A shotputter suspended for using banned drugs said Wednesday he was reinstated by the Canadian Track and Field Assn. after he threatened to expose anabolic steroid use by sprinter Ben Johnson and other athletes.
Peter Dajia, who attends the University of Texas Arlington, testified in the Canadian government's inquiry into drug use by athletes that he had been on muscle-building drugs since 1983 but that he appealed a June 1986 drug test because it indicated that he and two teammates used a substance they had not taken.
Dajia said his appeal was rejected and that his 18-month suspension lingered for two years. When his lawyer failed to gain his reinstatement early last summer, the shotputter said he spoke with Steve Findlay, an athletes' representative at the CTFA in Ottawa.
"I threatened to turn in the world's fastest human being," Dajia said. "I told him I had some information about Ben and Angella (Taylor Issajenko), and Dr. (Jamie) Astaphan, also, and that I'd be speaking to a reporter. I had nothing to lose."
Issajenko, Canada's leading female sprinter for most of this decade, earlier testified about her steroid use. Astaphan treated Johnson, Issajenko and other Canadian athletes.
Dajia, 25, said Findlay tried to calm him, telling him, "Think of your sport."
Several days later, the CTFA began proceedings to reinstate Dajia and his teammates, Rob Gray and Mike Spiritoso.
Dajia finished second at the national championships a month later at Ottawa, but was still banned from competing internationally by the federal government and was not allowed to participate in the Olympics at Seoul.
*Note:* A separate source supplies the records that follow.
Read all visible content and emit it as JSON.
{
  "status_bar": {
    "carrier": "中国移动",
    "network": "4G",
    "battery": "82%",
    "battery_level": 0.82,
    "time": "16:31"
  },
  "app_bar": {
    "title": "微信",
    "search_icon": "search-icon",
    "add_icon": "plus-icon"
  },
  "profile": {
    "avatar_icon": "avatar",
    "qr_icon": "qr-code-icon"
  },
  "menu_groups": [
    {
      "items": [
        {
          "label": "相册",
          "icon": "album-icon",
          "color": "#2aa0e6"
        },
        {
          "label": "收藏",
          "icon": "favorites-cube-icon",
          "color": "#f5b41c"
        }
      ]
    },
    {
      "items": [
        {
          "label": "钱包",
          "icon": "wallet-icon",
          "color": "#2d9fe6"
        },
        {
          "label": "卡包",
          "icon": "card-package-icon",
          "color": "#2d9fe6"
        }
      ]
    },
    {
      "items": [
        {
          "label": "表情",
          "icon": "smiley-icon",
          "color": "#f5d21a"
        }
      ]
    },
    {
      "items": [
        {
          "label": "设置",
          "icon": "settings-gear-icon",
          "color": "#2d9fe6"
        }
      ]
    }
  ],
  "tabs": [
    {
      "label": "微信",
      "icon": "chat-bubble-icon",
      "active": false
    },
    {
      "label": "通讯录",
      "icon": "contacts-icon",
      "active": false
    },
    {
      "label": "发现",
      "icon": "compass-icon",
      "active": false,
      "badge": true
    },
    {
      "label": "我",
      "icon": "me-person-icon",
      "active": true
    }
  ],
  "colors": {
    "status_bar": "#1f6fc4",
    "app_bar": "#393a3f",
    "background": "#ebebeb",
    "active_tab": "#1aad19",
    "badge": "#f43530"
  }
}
As a result, he said, he repeated his threats to the CTFA's president, Paul Dupre, its chairman, Jean-Guy Ouellete, and the head of its doping control program, Bruce Savage.
"I said something to the effect that, 'You guys do not realize what I know about track and field. I could cause a real black cloud around it if I go to the press,' " he said.
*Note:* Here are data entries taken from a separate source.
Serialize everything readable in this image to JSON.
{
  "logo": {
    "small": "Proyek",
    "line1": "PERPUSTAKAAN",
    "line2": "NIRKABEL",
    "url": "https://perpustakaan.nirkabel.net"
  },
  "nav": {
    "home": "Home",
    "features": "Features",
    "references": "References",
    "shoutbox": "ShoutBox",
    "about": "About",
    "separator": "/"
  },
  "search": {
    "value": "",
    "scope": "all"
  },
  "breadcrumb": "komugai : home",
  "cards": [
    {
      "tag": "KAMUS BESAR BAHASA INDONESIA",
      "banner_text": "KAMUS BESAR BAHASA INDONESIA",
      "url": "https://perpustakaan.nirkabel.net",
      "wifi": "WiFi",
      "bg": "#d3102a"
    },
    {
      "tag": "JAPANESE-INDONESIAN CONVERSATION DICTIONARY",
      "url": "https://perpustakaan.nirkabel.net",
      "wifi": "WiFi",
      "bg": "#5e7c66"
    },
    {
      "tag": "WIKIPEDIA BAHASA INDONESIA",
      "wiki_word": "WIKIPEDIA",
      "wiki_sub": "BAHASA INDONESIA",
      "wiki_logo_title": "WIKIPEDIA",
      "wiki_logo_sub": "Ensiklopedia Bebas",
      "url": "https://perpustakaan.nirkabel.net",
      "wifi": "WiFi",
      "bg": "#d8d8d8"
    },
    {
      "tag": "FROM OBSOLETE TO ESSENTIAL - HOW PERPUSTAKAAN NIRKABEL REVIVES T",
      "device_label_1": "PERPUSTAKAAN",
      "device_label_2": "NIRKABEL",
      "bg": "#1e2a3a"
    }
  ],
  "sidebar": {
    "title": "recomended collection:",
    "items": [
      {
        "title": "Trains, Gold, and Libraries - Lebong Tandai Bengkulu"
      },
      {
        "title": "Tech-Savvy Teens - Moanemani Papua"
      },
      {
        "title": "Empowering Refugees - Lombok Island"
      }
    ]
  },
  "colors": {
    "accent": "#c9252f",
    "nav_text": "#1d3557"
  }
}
Asked Robert Armstrong, senior counsel for the inquiry: "Did any of the people representing the Canadian Track and Field Assn. ask you what you were talking about?"
"No," replied Dajia, who said he had been obtaining banned drugs from Astaphan since 1985.
"Did you have any sense of whether they understood what it was you were talking about?" Armstrong asked.
"I'm sure they did," the shotputter said.
Dajia, who competed for Clemson University in 1984 before transferring to Arlington, said steroid use is widespread among U.S. college track and field athletes.
"There were distance runners, sprinters, jumpers, you name it," Dajia said. "In all the events, they used it."
Ouellete, Dupre and Savage were unavailable for comment Wednesday, but Findlay said in a telephone interview from Ottawa: "We've agreed to cooperate with (the inquiry) and not comment on any evidence until the CTFA gets a chance to comment at the inquiry."
Earlier in the day, hurdler Mark McKoy testified that he abandoned the Olympic team in Seoul because of racism and back-stabbing after Johnson was stripped of his gold medal. He was suspended for two years by the CTFA when he fled Seoul before running in the 400-meter relay. He finished seventh in the 110-meter high hurdles earlier.
"It's not so bad if other teams were looking down on Canadians because of what happened," he said. "But when our own teammates, our own coaches and officials were doing the same thing, I thought, 'I don't need to take this. I can go home.' "
McKoy cited a banner strung across the Canadian headquarters in the Olympic village, apparently hung by other Canadian athletes, that said: "From hero to zero in 9.79 seconds."
He said that an unidentified Canadian coach told the track team from Johnson's native Jamaica that the sprinter was "not a Canadian anyway. You guys can have him back now. We don't want him anymore."